2 years ago
These are my thoughts regarding a self sustained homestead.  Your mileage may vary since I live in northern New York close to the Canadian border.  Think about those parts that would apply to you.  I have 67 acres of wooded area, about 5 that would be considered pasture although it isn't that great and the remainder wetlands with a creek and drilled well.  

First off it takes (so I've read) 10 acres to have a sustained wood lot for heat where I live.  

Regarding animals, I would go with smaller types that you would at least have a chance of raising their food needs and being able to sustain a self contained breeding population.  Rabbits are very efficient meat producers.  One buck and 2 does would probably be enough for starters.  Goats are another dual purpose animal that are very efficient for meat and milk.  Poultry for eggs if you so desire.  I think with these 3 animals you would fulfill your animal protein needs.  I'm into pollarding and coppicing for tree hay for my goats and hope to eventually eliminate the need for hay.

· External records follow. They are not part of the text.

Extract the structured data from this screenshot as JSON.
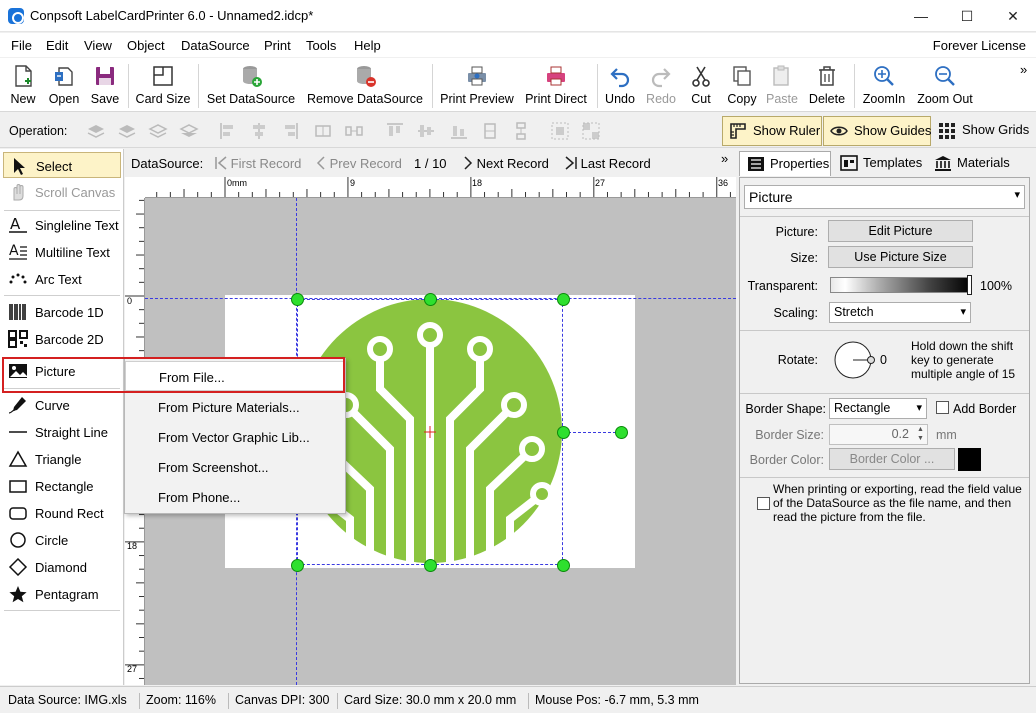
{
  "window": {
    "title": "Conpsoft LabelCardPrinter 6.0 - Unnamed2.idcp*",
    "minimize": "—",
    "maximize": "☐",
    "close": "✕"
  },
  "menu": {
    "items": [
      "File",
      "Edit",
      "View",
      "Object",
      "DataSource",
      "Print",
      "Tools",
      "Help"
    ],
    "license": "Forever License"
  },
  "toolbar": {
    "new": "New",
    "open": "Open",
    "save": "Save",
    "card_size": "Card Size",
    "set_datasource": "Set DataSource",
    "remove_datasource": "Remove DataSource",
    "print_preview": "Print Preview",
    "print_direct": "Print Direct",
    "undo": "Undo",
    "redo": "Redo",
    "cut": "Cut",
    "copy": "Copy",
    "paste": "Paste",
    "delete": "Delete",
    "zoom_in": "ZoomIn",
    "zoom_out": "Zoom Out",
    "more": "»"
  },
  "opbar": {
    "label": "Operation:",
    "show_ruler": "Show Ruler",
    "show_guides": "Show Guides",
    "show_grids": "Show Grids"
  },
  "tools": {
    "select": "Select",
    "scroll_canvas": "Scroll Canvas",
    "singleline_text": "Singleline Text",
    "multiline_text": "Multiline Text",
    "arc_text": "Arc Text",
    "barcode_1d": "Barcode 1D",
    "barcode_2d": "Barcode 2D",
    "picture": "Picture",
    "curve": "Curve",
    "straight_line": "Straight Line",
    "triangle": "Triangle",
    "rectangle": "Rectangle",
    "round_rect": "Round Rect",
    "circle": "Circle",
    "diamond": "Diamond",
    "pentagram": "Pentagram"
  },
  "datasource_bar": {
    "label": "DataSource:",
    "first": "First Record",
    "prev": "Prev Record",
    "position": "1 / 10",
    "next": "Next Record",
    "last": "Last Record",
    "more": "»"
  },
  "rulers": {
    "h_ticks": [
      "0mm",
      "9",
      "18",
      "27",
      "36"
    ],
    "v_ticks": [
      "0",
      "9",
      "18",
      "27"
    ]
  },
  "dropdown": {
    "items": [
      "From File...",
      "From Picture Materials...",
      "From Vector Graphic Lib...",
      "From Screenshot...",
      "From Phone..."
    ]
  },
  "right_panel": {
    "tabs": [
      "Properties",
      "Templates",
      "Materials"
    ],
    "object_type": "Picture",
    "picture_label": "Picture:",
    "edit_picture": "Edit Picture",
    "size_label": "Size:",
    "use_picture_size": "Use Picture Size",
    "transparent_label": "Transparent:",
    "transparent_value": "100%",
    "scaling_label": "Scaling:",
    "scaling_value": "Stretch",
    "rotate_label": "Rotate:",
    "rotate_value": "0",
    "rotate_hint": "Hold down the shift key to generate multiple angle of 15",
    "border_shape_label": "Border Shape:",
    "border_shape_value": "Rectangle",
    "add_border": "Add Border",
    "border_size_label": "Border Size:",
    "border_size_value": "0.2",
    "border_size_unit": "mm",
    "border_color_label": "Border Color:",
    "border_color_button": "Border Color ...",
    "border_color": "#000000",
    "datasource_hint": "When printing or exporting, read the field value of the DataSource as the file name, and then read the picture from the file."
  },
  "status": {
    "data_source": "Data Source: IMG.xls",
    "zoom": "Zoom: 116%",
    "dpi": "Canvas DPI: 300",
    "card_size": "Card Size: 30.0 mm x 20.0 mm",
    "mouse_pos": "Mouse Pos: -6.7 mm, 5.3 mm"
  },
  "colors": {
    "logo_green": "#8bc540",
    "handle_green": "#2ee02e",
    "guide_blue": "#3a3ae0",
    "highlight_red": "#d42020",
    "selected_bg": "#fdf3c8"
  }
}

Fruits and veggies.  Just look for types that grow best in your climate and go with open pollinated.
2 years ago